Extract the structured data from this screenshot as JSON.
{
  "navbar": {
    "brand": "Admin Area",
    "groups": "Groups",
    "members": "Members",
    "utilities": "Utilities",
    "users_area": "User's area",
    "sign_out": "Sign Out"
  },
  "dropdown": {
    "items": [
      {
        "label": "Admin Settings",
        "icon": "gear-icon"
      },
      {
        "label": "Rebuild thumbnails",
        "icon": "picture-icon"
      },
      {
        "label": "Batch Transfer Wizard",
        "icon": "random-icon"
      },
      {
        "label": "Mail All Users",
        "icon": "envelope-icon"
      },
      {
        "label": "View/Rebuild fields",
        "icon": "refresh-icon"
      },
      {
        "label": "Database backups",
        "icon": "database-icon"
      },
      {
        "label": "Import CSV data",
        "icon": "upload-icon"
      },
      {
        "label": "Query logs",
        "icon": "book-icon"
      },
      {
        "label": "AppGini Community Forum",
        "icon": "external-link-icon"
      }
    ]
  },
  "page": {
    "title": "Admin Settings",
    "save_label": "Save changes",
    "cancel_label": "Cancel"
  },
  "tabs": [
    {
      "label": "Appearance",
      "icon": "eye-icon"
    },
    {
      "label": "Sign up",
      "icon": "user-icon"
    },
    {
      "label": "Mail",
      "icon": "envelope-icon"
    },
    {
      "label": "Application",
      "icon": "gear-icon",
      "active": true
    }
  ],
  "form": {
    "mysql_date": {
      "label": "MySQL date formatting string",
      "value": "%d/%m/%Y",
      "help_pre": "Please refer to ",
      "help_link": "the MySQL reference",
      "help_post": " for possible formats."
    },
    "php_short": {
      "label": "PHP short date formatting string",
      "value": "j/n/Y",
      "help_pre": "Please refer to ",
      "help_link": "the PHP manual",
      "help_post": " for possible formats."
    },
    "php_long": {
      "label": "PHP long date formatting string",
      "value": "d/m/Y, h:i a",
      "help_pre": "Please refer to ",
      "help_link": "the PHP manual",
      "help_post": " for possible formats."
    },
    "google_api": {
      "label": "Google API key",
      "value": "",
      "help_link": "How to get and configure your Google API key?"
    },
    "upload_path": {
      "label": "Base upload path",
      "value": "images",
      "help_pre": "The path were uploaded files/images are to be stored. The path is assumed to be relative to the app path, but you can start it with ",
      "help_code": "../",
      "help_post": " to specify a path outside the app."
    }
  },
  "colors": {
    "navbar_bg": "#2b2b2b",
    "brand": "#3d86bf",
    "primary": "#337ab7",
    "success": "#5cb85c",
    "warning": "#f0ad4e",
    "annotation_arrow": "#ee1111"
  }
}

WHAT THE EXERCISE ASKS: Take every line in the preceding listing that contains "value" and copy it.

REPLY:
      "value": "%d/%m/%Y",
      "value": "j/n/Y",
      "value": "d/m/Y, h:i a",
      "value": "",
      "value": "images",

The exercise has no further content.